Album: When the River Took Flight

Artist: Paper Bird

Label: Paper Bird

Hometown: Denver

Where to Find It:

Why We Like It: Paper Bird is old-timey. But don’t stop reading. It’s not what you think.

Yes, there is a banjo. And that fact alone may tempt you to cram them into the overcrowded bluegrass category—but resist. Paper Bird is so much more.

On this, their long-awaited, second full-length release, the seven-piece band delivers on a sound elusive to even the most astute musical zoologist.

At times, as during the playful and slightly corny “Colorado,” the group indulges in a bluegrass sound. But one wonders if the song is a knowing wink goodbye to the legions of Centennial State artists attempting, with varying degrees of success, to update and amalgamate the genre founded by Bill Monroe. Paper Bird leaves that pursuit in the dust and embraces a range of American sounds from the 1940s—without being nostalgic.

Central to the beauty of their music are the three-part harmonies. Sisters Genny Patterson and Esme Patterson-Collins, along with horn player and vocalist Sarah Anderson, produce a rare vocal splendor. While the music at times takes a backseat to the lilting siren song, it deserves no less attention. The banjo is ever present, but the horns form melodies reminiscent of Gershwin and pull them from the lawn into ragtime.

The song arrangements appear deceivingly simple, but they are not. Rather than become burdened by complexity, however, the listener is easily guided through an almost theatrical production of sound that evokes a rainbow of emotions. And that may be the thrust of this band: More than having something to say, they have something they want you to feel, and that is as much an era as an emotion.

When the River Took Flight will whisk away fans of Americana, but it’s surprising where you land.
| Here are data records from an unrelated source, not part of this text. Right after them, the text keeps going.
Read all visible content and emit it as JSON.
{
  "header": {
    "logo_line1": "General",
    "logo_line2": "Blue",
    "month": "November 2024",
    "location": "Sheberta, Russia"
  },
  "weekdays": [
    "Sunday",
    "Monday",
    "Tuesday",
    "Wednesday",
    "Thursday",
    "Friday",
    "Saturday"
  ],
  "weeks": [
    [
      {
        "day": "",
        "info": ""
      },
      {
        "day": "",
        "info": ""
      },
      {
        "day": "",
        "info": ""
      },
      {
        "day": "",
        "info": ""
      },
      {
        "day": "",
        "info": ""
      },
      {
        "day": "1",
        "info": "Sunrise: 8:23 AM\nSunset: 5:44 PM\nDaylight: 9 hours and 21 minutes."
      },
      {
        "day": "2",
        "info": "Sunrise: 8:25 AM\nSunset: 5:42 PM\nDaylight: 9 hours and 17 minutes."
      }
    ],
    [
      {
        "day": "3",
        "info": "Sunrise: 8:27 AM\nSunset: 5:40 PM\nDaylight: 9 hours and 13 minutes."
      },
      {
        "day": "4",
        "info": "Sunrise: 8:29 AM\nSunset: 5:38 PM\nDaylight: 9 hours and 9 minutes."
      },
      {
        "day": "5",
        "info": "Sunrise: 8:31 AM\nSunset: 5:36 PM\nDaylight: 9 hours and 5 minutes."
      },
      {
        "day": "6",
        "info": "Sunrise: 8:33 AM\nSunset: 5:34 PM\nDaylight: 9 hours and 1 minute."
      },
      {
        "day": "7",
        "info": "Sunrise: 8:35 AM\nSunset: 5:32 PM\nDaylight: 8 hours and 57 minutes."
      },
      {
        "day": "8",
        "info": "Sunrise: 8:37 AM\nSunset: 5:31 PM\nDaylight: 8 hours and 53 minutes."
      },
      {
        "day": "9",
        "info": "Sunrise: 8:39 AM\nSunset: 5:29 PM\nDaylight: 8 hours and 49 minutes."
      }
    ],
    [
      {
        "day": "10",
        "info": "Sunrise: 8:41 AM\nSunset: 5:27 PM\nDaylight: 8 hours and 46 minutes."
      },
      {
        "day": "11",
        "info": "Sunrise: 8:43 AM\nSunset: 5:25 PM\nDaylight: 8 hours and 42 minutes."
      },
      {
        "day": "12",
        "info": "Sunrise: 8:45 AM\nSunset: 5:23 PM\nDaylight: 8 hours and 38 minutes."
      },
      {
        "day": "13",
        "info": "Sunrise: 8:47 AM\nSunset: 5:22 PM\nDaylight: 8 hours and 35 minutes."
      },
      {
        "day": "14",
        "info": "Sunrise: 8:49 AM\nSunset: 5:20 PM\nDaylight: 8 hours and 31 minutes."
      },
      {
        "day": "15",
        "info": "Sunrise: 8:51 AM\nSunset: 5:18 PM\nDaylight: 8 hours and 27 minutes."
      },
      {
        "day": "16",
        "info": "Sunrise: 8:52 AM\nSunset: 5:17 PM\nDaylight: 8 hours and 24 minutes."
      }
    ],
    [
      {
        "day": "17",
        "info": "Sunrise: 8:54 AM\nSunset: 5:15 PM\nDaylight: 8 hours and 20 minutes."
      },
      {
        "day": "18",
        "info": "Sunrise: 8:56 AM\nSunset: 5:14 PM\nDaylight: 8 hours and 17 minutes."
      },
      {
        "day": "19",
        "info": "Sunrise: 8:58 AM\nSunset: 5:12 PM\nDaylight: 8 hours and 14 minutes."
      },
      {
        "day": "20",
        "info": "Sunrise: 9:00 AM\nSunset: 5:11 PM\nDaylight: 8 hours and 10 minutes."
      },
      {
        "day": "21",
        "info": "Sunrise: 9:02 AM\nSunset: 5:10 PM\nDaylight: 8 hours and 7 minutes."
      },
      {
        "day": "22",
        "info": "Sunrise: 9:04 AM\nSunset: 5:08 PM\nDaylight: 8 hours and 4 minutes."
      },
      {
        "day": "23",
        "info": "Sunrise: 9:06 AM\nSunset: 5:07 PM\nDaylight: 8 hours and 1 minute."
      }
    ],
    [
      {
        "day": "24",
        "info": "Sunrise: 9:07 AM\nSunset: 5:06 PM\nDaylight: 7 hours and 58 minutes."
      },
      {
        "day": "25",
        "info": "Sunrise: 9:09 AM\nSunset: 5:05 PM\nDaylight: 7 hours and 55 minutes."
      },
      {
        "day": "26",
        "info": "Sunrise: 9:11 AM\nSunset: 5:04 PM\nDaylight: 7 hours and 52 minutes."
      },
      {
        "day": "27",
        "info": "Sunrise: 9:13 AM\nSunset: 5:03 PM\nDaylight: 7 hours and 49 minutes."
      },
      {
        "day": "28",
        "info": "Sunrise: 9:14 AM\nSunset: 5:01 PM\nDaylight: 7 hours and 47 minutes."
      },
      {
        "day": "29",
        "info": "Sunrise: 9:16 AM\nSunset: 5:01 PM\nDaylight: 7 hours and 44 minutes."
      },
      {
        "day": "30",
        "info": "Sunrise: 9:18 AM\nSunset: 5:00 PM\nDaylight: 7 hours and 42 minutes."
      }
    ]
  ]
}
Bonus: Paper Bird will perform during Bohemian Nights at NewWestFest in Fort Collins on Saturday, August 21 at 7 p.m. Read more about the event in this month’s Best Bets from the magazine.